Materials provided:
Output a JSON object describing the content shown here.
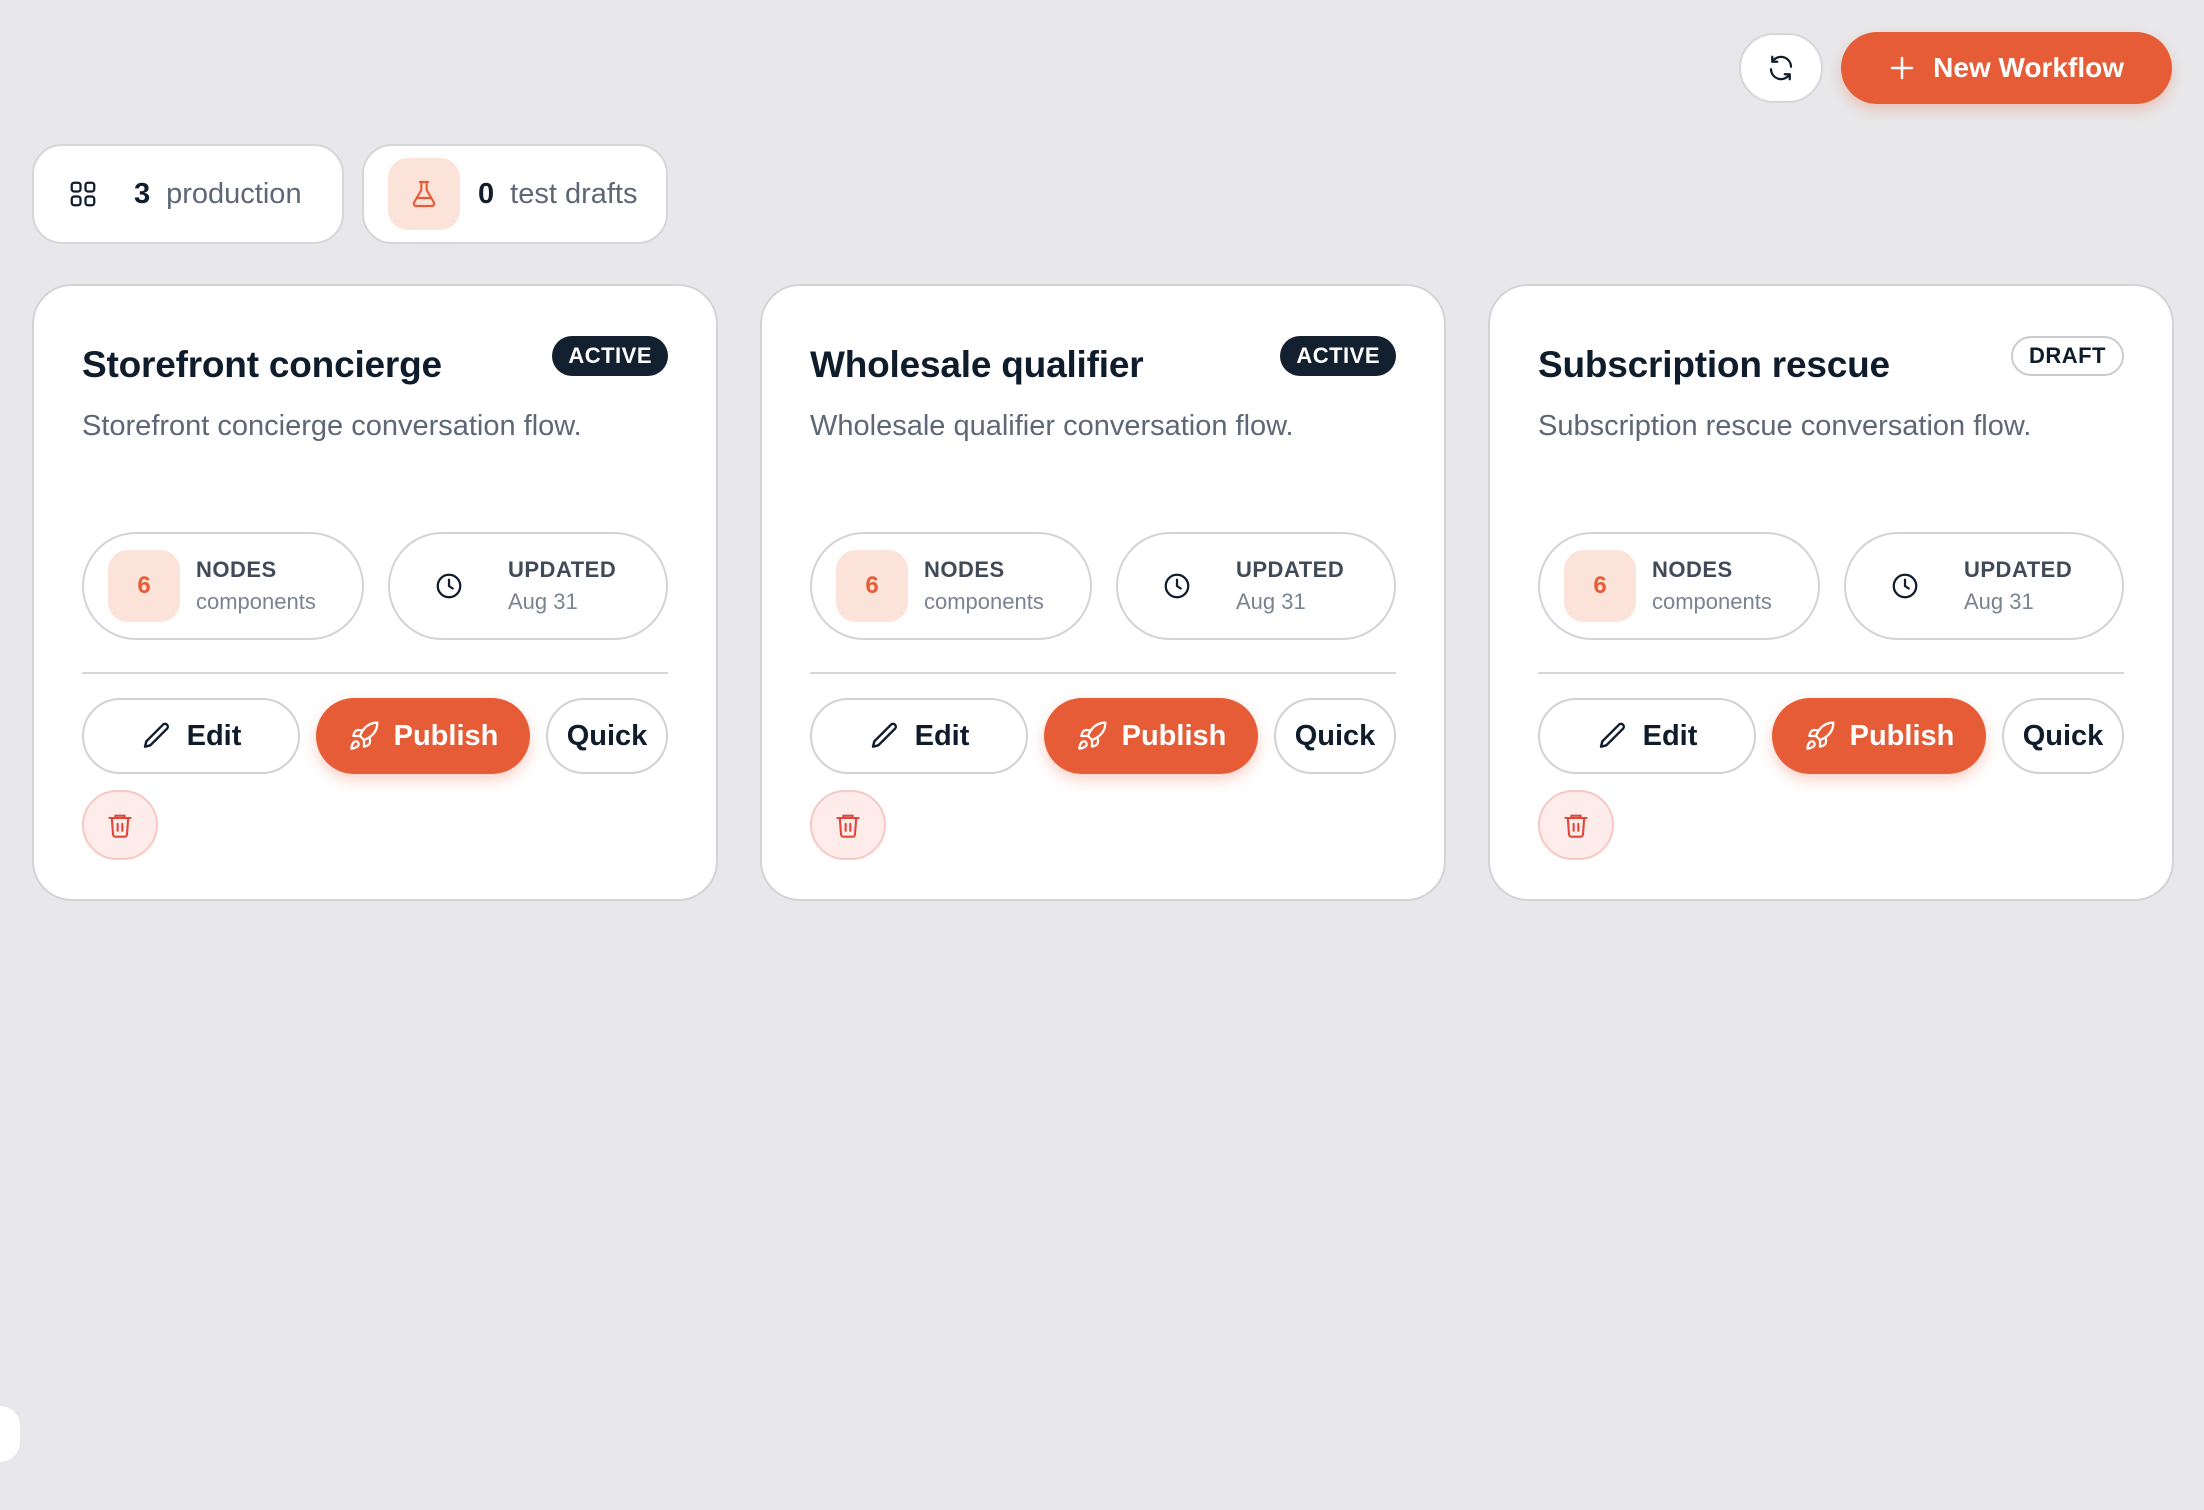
{
  "toolbar": {
    "new_workflow_label": "New Workflow",
    "refresh_icon": "refresh-icon",
    "plus_icon": "plus-icon"
  },
  "stats": {
    "production": {
      "count": "3",
      "label": "production",
      "icon": "grid-icon"
    },
    "test_drafts": {
      "count": "0",
      "label": "test drafts",
      "icon": "flask-icon"
    }
  },
  "colors": {
    "accent": "#e65c36",
    "accent_soft": "#fbe3d9",
    "dark": "#13202f",
    "background": "#e8e8ea",
    "danger_soft": "#fdecea"
  },
  "workflows": [
    {
      "title": "Storefront concierge",
      "status": "ACTIVE",
      "description": "Storefront concierge conversation flow.",
      "nodes_count": "6",
      "nodes_label": "NODES",
      "nodes_sub": "components",
      "updated_label": "UPDATED",
      "updated_value": "Aug 31",
      "edit_label": "Edit",
      "publish_label": "Publish",
      "quick_label": "Quick"
    },
    {
      "title": "Wholesale qualifier",
      "status": "ACTIVE",
      "description": "Wholesale qualifier conversation flow.",
      "nodes_count": "6",
      "nodes_label": "NODES",
      "nodes_sub": "components",
      "updated_label": "UPDATED",
      "updated_value": "Aug 31",
      "edit_label": "Edit",
      "publish_label": "Publish",
      "quick_label": "Quick"
    },
    {
      "title": "Subscription rescue",
      "status": "DRAFT",
      "description": "Subscription rescue conversation flow.",
      "nodes_count": "6",
      "nodes_label": "NODES",
      "nodes_sub": "components",
      "updated_label": "UPDATED",
      "updated_value": "Aug 31",
      "edit_label": "Edit",
      "publish_label": "Publish",
      "quick_label": "Quick"
    }
  ]
}
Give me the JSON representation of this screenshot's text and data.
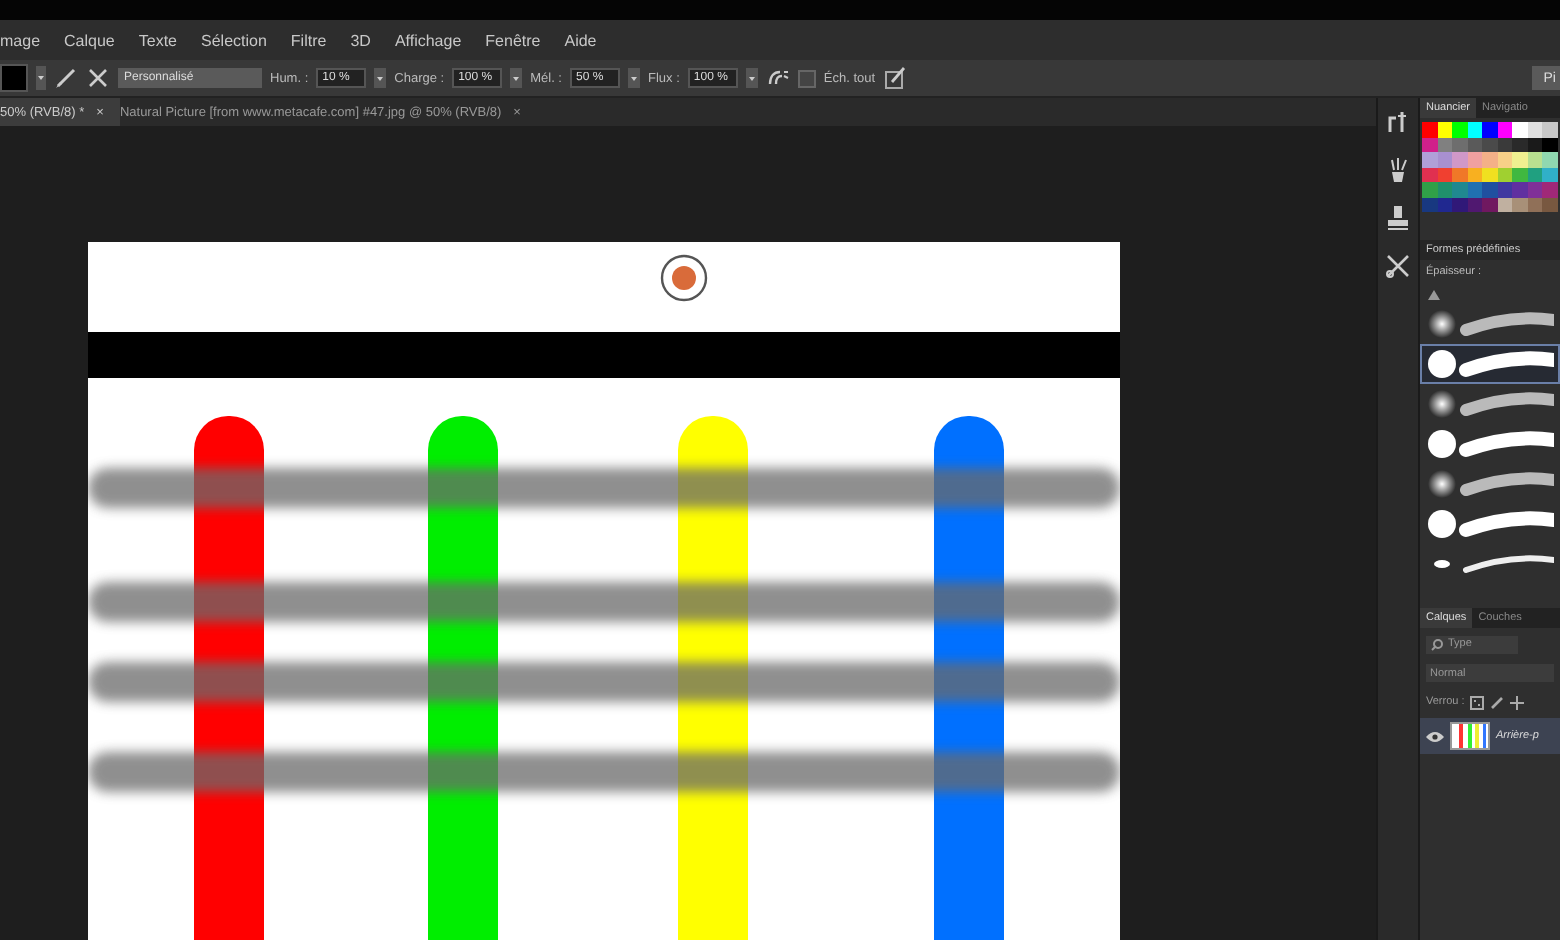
{
  "menu": [
    "mage",
    "Calque",
    "Texte",
    "Sélection",
    "Filtre",
    "3D",
    "Affichage",
    "Fenêtre",
    "Aide"
  ],
  "options": {
    "preset": "Personnalisé",
    "fields": [
      {
        "label": "Hum. :",
        "value": "10 %"
      },
      {
        "label": "Charge :",
        "value": "100 %"
      },
      {
        "label": "Mél. :",
        "value": "50 %"
      },
      {
        "label": "Flux :",
        "value": "100 %"
      }
    ],
    "sample_all": {
      "label": "Éch. tout",
      "checked": false
    },
    "right_button": "Pi"
  },
  "documents": [
    {
      "title": "50% (RVB/8) *",
      "close": "×",
      "selected": true
    },
    {
      "title": "Natural Picture [from www.metacafe.com] #47.jpg @ 50% (RVB/8)",
      "close": "×",
      "selected": false
    }
  ],
  "panel": {
    "swatch_tabs": [
      {
        "label": "Nuancier",
        "selected": true
      },
      {
        "label": "Navigatio",
        "selected": false
      }
    ],
    "swatches": [
      {
        "color": "#ff0000"
      },
      {
        "color": "#ffff00"
      },
      {
        "color": "#00ff00"
      },
      {
        "color": "#00ffff"
      },
      {
        "color": "#0000ff"
      },
      {
        "color": "#ff00ff"
      },
      {
        "color": "#ffffff"
      },
      {
        "color": "#e0e0e0"
      },
      {
        "color": "#c8c8c8"
      },
      {
        "color": "#d0208a"
      },
      {
        "color": "#808080"
      },
      {
        "color": "#6e6e6e"
      },
      {
        "color": "#5a5a5a"
      },
      {
        "color": "#4a4a4a"
      },
      {
        "color": "#3a3a3a"
      },
      {
        "color": "#2a2a2a"
      },
      {
        "color": "#1a1a1a"
      },
      {
        "color": "#000000"
      },
      {
        "color": "#b0a0d8"
      },
      {
        "color": "#a890d0"
      },
      {
        "color": "#d098c8"
      },
      {
        "color": "#f0a0a0"
      },
      {
        "color": "#f4b088"
      },
      {
        "color": "#f8d088"
      },
      {
        "color": "#f0f090"
      },
      {
        "color": "#b8e090"
      },
      {
        "color": "#90d8b0"
      },
      {
        "color": "#e03050"
      },
      {
        "color": "#f04030"
      },
      {
        "color": "#f07828"
      },
      {
        "color": "#f8b020"
      },
      {
        "color": "#f0e020"
      },
      {
        "color": "#a0d030"
      },
      {
        "color": "#40b840"
      },
      {
        "color": "#20a080"
      },
      {
        "color": "#30b0c8"
      },
      {
        "color": "#30a048"
      },
      {
        "color": "#20906c"
      },
      {
        "color": "#208890"
      },
      {
        "color": "#2070b0"
      },
      {
        "color": "#2050a0"
      },
      {
        "color": "#4038a0"
      },
      {
        "color": "#6030a0"
      },
      {
        "color": "#803098"
      },
      {
        "color": "#a02878"
      },
      {
        "color": "#183880"
      },
      {
        "color": "#202890"
      },
      {
        "color": "#301878"
      },
      {
        "color": "#501870"
      },
      {
        "color": "#701860"
      },
      {
        "color": "#c0b0a0"
      },
      {
        "color": "#a89078"
      },
      {
        "color": "#907058"
      },
      {
        "color": "#785840"
      }
    ],
    "presets_title": "Formes prédéfinies",
    "size_label": "Épaisseur :",
    "brushes": [
      {
        "kind": "soft",
        "selected": false
      },
      {
        "kind": "hard",
        "selected": true
      },
      {
        "kind": "soft",
        "selected": false
      },
      {
        "kind": "hard",
        "selected": false
      },
      {
        "kind": "soft",
        "selected": false
      },
      {
        "kind": "hard",
        "selected": false
      },
      {
        "kind": "small",
        "selected": false
      }
    ],
    "layer_tabs": [
      {
        "label": "Calques",
        "selected": true
      },
      {
        "label": "Couches",
        "selected": false
      }
    ],
    "filter": "Type",
    "blend_mode": "Normal",
    "lock_label": "Verrou :",
    "layers": [
      {
        "name": "Arrière-p",
        "visible": true
      }
    ]
  }
}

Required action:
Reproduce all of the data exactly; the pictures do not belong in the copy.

Exercise result:
Output a JSON object describing the content shown here.
{
  "toolbar": {
    "new_workflow_label": "New Workflow",
    "refresh_icon": "refresh-icon",
    "plus_icon": "plus-icon"
  },
  "stats": {
    "production": {
      "count": "3",
      "label": "production",
      "icon": "grid-icon"
    },
    "test_drafts": {
      "count": "0",
      "label": "test drafts",
      "icon": "flask-icon"
    }
  },
  "colors": {
    "accent": "#e65c36",
    "accent_soft": "#fbe3d9",
    "dark": "#13202f",
    "background": "#e8e8ea",
    "danger_soft": "#fdecea"
  },
  "workflows": [
    {
      "title": "Storefront concierge",
      "status": "ACTIVE",
      "description": "Storefront concierge conversation flow.",
      "nodes_count": "6",
      "nodes_label": "NODES",
      "nodes_sub": "components",
      "updated_label": "UPDATED",
      "updated_value": "Aug 31",
      "edit_label": "Edit",
      "publish_label": "Publish",
      "quick_label": "Quick"
    },
    {
      "title": "Wholesale qualifier",
      "status": "ACTIVE",
      "description": "Wholesale qualifier conversation flow.",
      "nodes_count": "6",
      "nodes_label": "NODES",
      "nodes_sub": "components",
      "updated_label": "UPDATED",
      "updated_value": "Aug 31",
      "edit_label": "Edit",
      "publish_label": "Publish",
      "quick_label": "Quick"
    },
    {
      "title": "Subscription rescue",
      "status": "DRAFT",
      "description": "Subscription rescue conversation flow.",
      "nodes_count": "6",
      "nodes_label": "NODES",
      "nodes_sub": "components",
      "updated_label": "UPDATED",
      "updated_value": "Aug 31",
      "edit_label": "Edit",
      "publish_label": "Publish",
      "quick_label": "Quick"
    }
  ]
}
Give me the JSON representation of this screenshot's text and data.
{
  "menu": [
    "mage",
    "Calque",
    "Texte",
    "Sélection",
    "Filtre",
    "3D",
    "Affichage",
    "Fenêtre",
    "Aide"
  ],
  "options": {
    "preset": "Personnalisé",
    "fields": [
      {
        "label": "Hum. :",
        "value": "10 %"
      },
      {
        "label": "Charge :",
        "value": "100 %"
      },
      {
        "label": "Mél. :",
        "value": "50 %"
      },
      {
        "label": "Flux :",
        "value": "100 %"
      }
    ],
    "sample_all": {
      "label": "Éch. tout",
      "checked": false
    },
    "right_button": "Pi"
  },
  "documents": [
    {
      "title": "50% (RVB/8) *",
      "close": "×",
      "selected": true
    },
    {
      "title": "Natural Picture [from www.metacafe.com] #47.jpg @ 50% (RVB/8)",
      "close": "×",
      "selected": false
    }
  ],
  "panel": {
    "swatch_tabs": [
      {
        "label": "Nuancier",
        "selected": true
      },
      {
        "label": "Navigatio",
        "selected": false
      }
    ],
    "swatches": [
      {
        "color": "#ff0000"
      },
      {
        "color": "#ffff00"
      },
      {
        "color": "#00ff00"
      },
      {
        "color": "#00ffff"
      },
      {
        "color": "#0000ff"
      },
      {
        "color": "#ff00ff"
      },
      {
        "color": "#ffffff"
      },
      {
        "color": "#e0e0e0"
      },
      {
        "color": "#c8c8c8"
      },
      {
        "color": "#d0208a"
      },
      {
        "color": "#808080"
      },
      {
        "color": "#6e6e6e"
      },
      {
        "color": "#5a5a5a"
      },
      {
        "color": "#4a4a4a"
      },
      {
        "color": "#3a3a3a"
      },
      {
        "color": "#2a2a2a"
      },
      {
        "color": "#1a1a1a"
      },
      {
        "color": "#000000"
      },
      {
        "color": "#b0a0d8"
      },
      {
        "color": "#a890d0"
      },
      {
        "color": "#d098c8"
      },
      {
        "color": "#f0a0a0"
      },
      {
        "color": "#f4b088"
      },
      {
        "color": "#f8d088"
      },
      {
        "color": "#f0f090"
      },
      {
        "color": "#b8e090"
      },
      {
        "color": "#90d8b0"
      },
      {
        "color": "#e03050"
      },
      {
        "color": "#f04030"
      },
      {
        "color": "#f07828"
      },
      {
        "color": "#f8b020"
      },
      {
        "color": "#f0e020"
      },
      {
        "color": "#a0d030"
      },
      {
        "color": "#40b840"
      },
      {
        "color": "#20a080"
      },
      {
        "color": "#30b0c8"
      },
      {
        "color": "#30a048"
      },
      {
        "color": "#20906c"
      },
      {
        "color": "#208890"
      },
      {
        "color": "#2070b0"
      },
      {
        "color": "#2050a0"
      },
      {
        "color": "#4038a0"
      },
      {
        "color": "#6030a0"
      },
      {
        "color": "#803098"
      },
      {
        "color": "#a02878"
      },
      {
        "color": "#183880"
      },
      {
        "color": "#202890"
      },
      {
        "color": "#301878"
      },
      {
        "color": "#501870"
      },
      {
        "color": "#701860"
      },
      {
        "color": "#c0b0a0"
      },
      {
        "color": "#a89078"
      },
      {
        "color": "#907058"
      },
      {
        "color": "#785840"
      }
    ],
    "presets_title": "Formes prédéfinies",
    "size_label": "Épaisseur :",
    "brushes": [
      {
        "kind": "soft",
        "selected": false
      },
      {
        "kind": "hard",
        "selected": true
      },
      {
        "kind": "soft",
        "selected": false
      },
      {
        "kind": "hard",
        "selected": false
      },
      {
        "kind": "soft",
        "selected": false
      },
      {
        "kind": "hard",
        "selected": false
      },
      {
        "kind": "small",
        "selected": false
      }
    ],
    "layer_tabs": [
      {
        "label": "Calques",
        "selected": true
      },
      {
        "label": "Couches",
        "selected": false
      }
    ],
    "filter": "Type",
    "blend_mode": "Normal",
    "lock_label": "Verrou :",
    "layers": [
      {
        "name": "Arrière-p",
        "visible": true
      }
    ]
  }
}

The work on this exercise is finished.